Although she was raised in the Methodist church, Landregan converted to Catholicism in 1964. She not only embraced her faith, but she also studied it. “Women my age, born and raised in the south, many of us went back later and finished college,” she said. “I was 55 and went and got two master’s degrees and a paralegal certificate.”
One of those degrees is in pastoral ministry, which Landregan used to fuel a teaching career. She taught Old Testament at the University of Dallas, Great World Religions at Brookhaven Community College, Theology of Christian Marriage and Theology of Christian Ethics at Our Lady of the Lake University, and several other ministries and classes over the years.
“What we know about the Church is what our families celebrate, not what can be learned at the college level,” she said. “I went back and studied scripture.”

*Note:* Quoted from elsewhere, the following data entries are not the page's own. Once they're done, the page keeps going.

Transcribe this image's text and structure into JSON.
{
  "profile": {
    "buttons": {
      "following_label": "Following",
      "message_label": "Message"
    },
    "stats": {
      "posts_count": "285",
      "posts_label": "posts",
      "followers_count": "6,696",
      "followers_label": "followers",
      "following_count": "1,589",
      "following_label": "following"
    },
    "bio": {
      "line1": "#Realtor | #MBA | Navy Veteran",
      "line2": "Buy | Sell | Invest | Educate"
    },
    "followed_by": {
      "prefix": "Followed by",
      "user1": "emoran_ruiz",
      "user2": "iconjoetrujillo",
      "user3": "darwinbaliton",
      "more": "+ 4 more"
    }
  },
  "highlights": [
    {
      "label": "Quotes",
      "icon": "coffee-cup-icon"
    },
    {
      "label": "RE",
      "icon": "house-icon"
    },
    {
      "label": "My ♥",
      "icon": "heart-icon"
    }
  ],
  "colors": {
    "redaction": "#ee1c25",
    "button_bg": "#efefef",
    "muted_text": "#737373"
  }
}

Ever the student, Landregan is considering going back to school in her retirement, if she can fit it in with traveling to visit her three children, five stepchildren and 15 grandchildren. Her late husband, Steve, was a former editor of The Texas Catholic and was a longtime archivist and historian for the diocese.
“Life is just a series of adjustments,” she said. “Retirement is another adjustment to the future. I was thinking of going back to law school or maybe getting a doctorate in public policy from UTD.”

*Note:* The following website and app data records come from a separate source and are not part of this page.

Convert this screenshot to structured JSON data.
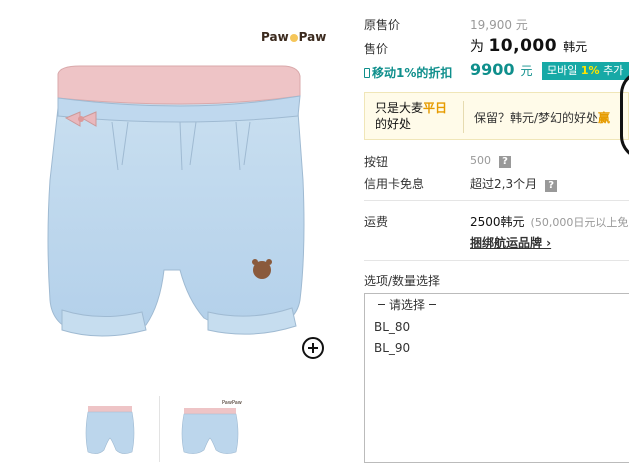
{
  "brand": {
    "logo_text_left": "Paw",
    "logo_text_right": "Paw"
  },
  "gallery": {
    "zoom_icon": "zoom-plus-icon",
    "thumbnails": [
      {
        "name": "thumb-front"
      },
      {
        "name": "thumb-alt"
      }
    ]
  },
  "price": {
    "original_label": "原售价",
    "original_value": "19,900 元",
    "sale_label": "售价",
    "sale_prefix": "为",
    "sale_amount": "10,000",
    "sale_unit": "韩元",
    "mobile_label": "移动1%的折扣",
    "mobile_amount": "9900",
    "mobile_unit": "元",
    "mobile_badge_prefix": "모바일",
    "mobile_badge_highlight": "1%",
    "mobile_badge_suffix": "추가"
  },
  "promo": {
    "left_line1_prefix": "只是大麦",
    "left_line1_highlight": "平日",
    "left_line2": "的好处",
    "right_text": "保留？韩元/梦幻的好处",
    "right_highlight": "赢"
  },
  "points": {
    "label": "按钮",
    "value": "500",
    "help": "?"
  },
  "card": {
    "label": "信用卡免息",
    "value": "超过2,3个月",
    "help": "?"
  },
  "shipping": {
    "label": "运费",
    "value": "2500韩元",
    "note": "(50,000日元以上免",
    "link": "捆绑航运品牌 ›"
  },
  "options": {
    "title": "选项/数量选择",
    "placeholder": "请选择",
    "items": [
      "BL_80",
      "BL_90"
    ]
  },
  "colors": {
    "teal": "#0f8f8c",
    "badge": "#17a9a6",
    "highlight_orange": "#e69b00",
    "promo_bg": "#fffbe9"
  }
}
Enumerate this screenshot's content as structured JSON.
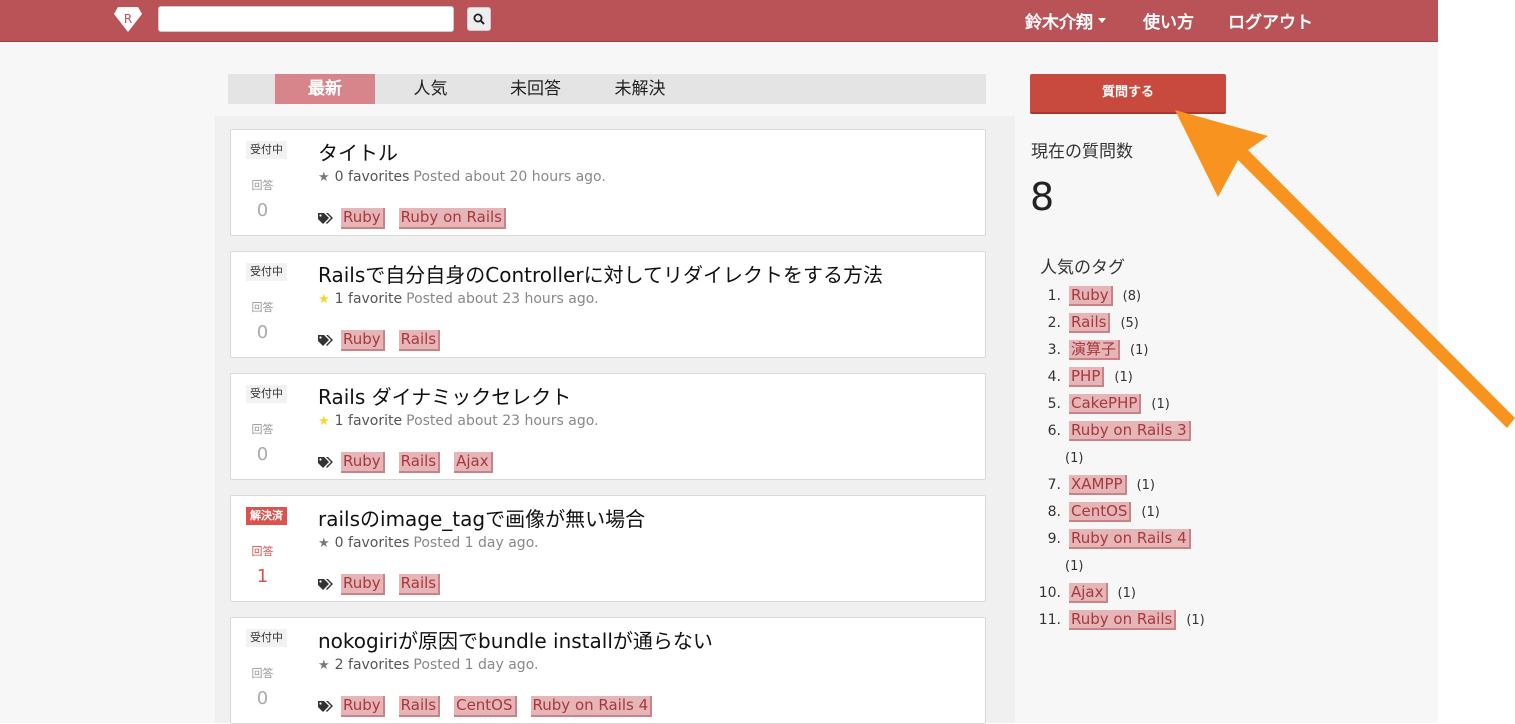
{
  "navbar": {
    "logo_letter": "R",
    "search_placeholder": "",
    "user_name": "鈴木介翔",
    "howto_label": "使い方",
    "logout_label": "ログアウト"
  },
  "tabs": [
    {
      "label": "最新",
      "active": true
    },
    {
      "label": "人気",
      "active": false
    },
    {
      "label": "未回答",
      "active": false
    },
    {
      "label": "未解決",
      "active": false
    }
  ],
  "questions": [
    {
      "status": "受付中",
      "answer_label": "回答",
      "answers": "0",
      "title": "タイトル",
      "favorites": "0 favorites",
      "posted": "Posted about 20 hours ago.",
      "tags": [
        "Ruby",
        "Ruby on Rails"
      ]
    },
    {
      "status": "受付中",
      "answer_label": "回答",
      "answers": "0",
      "title": "Railsで自分自身のControllerに対してリダイレクトをする方法",
      "favorites": "1 favorite",
      "posted": "Posted about 23 hours ago.",
      "tags": [
        "Ruby",
        "Rails"
      ]
    },
    {
      "status": "受付中",
      "answer_label": "回答",
      "answers": "0",
      "title": "Rails ダイナミックセレクト",
      "favorites": "1 favorite",
      "posted": "Posted about 23 hours ago.",
      "tags": [
        "Ruby",
        "Rails",
        "Ajax"
      ]
    },
    {
      "status": "解決済",
      "answer_label": "回答",
      "answers": "1",
      "title": "railsのimage_tagで画像が無い場合",
      "favorites": "0 favorites",
      "posted": "Posted 1 day ago.",
      "tags": [
        "Ruby",
        "Rails"
      ]
    },
    {
      "status": "受付中",
      "answer_label": "回答",
      "answers": "0",
      "title": "nokogiriが原因でbundle installが通らない",
      "favorites": "2 favorites",
      "posted": "Posted 1 day ago.",
      "tags": [
        "Ruby",
        "Rails",
        "CentOS",
        "Ruby on Rails 4"
      ]
    }
  ],
  "sidebar": {
    "ask_label": "質問する",
    "count_heading": "現在の質問数",
    "count_value": "8",
    "popular_heading": "人気のタグ",
    "popular_tags": [
      {
        "num": "1.",
        "name": "Ruby",
        "count": "(8)"
      },
      {
        "num": "2.",
        "name": "Rails",
        "count": "(5)"
      },
      {
        "num": "3.",
        "name": "演算子",
        "count": "(1)"
      },
      {
        "num": "4.",
        "name": "PHP",
        "count": "(1)"
      },
      {
        "num": "5.",
        "name": "CakePHP",
        "count": "(1)"
      },
      {
        "num": "6.",
        "name": "Ruby on Rails 3",
        "count": "(1)"
      },
      {
        "num": "7.",
        "name": "XAMPP",
        "count": "(1)"
      },
      {
        "num": "8.",
        "name": "CentOS",
        "count": "(1)"
      },
      {
        "num": "9.",
        "name": "Ruby on Rails 4",
        "count": "(1)"
      },
      {
        "num": "10.",
        "name": "Ajax",
        "count": "(1)"
      },
      {
        "num": "11.",
        "name": "Ruby on Rails",
        "count": "(1)"
      }
    ]
  },
  "colors": {
    "navbar": "#b95358",
    "active_tab": "#d7858a",
    "ask_button": "#c8493e",
    "annotation_arrow": "#f7931e"
  }
}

As she leaves the Safe Environment office, she is encouraged by how the program focuses on prevention of abuse. She pointed out how important it is to realize that background checks only address the potential abuser’s past.
“The prevention program is the aspect that’s most important,” she said. “We just know so much more about the grooming process, especially since partnering with the Child Advocacy Center. It’s not just our problem, it’s a big problem for society. We are in a good position. We know more now than we did before.”
She attributes the effectiveness of the program in no small part to Bishop Burns, who visits parishes in the diocese, meeting with victims and listening to their experiences.
“Barbara Landregan has been a true blessing to the Diocese of Dallas,” Bishop Burns said. “Through all the years that she has worked with the Church in north Texas, she has beautifully demonstrated a professionalism, a grace, a competency, and a joyful fervor — Barbara has been an absolute gift to the diocese. Everyone who has worked with her has been impressed with her eagerness to work with others and the wonderful respect and care she gives to those around her. In particular, in her years as the safe environment director and victims’ assistance coordinator for the Diocese of Dallas, she has dealt with the most difficult issues within our Church and has met victims survivors with compassion, charity, and care. She has represented the Church well in the mission of healing those who have been wounded by ministers who should have been trusted.”
Landregan said she hopes she represented the Church with dignity and respect for victims.
“I hope that I would have been considered kind and responsive,” she said. “You’re representing the Church. I hope I did that intelligently.”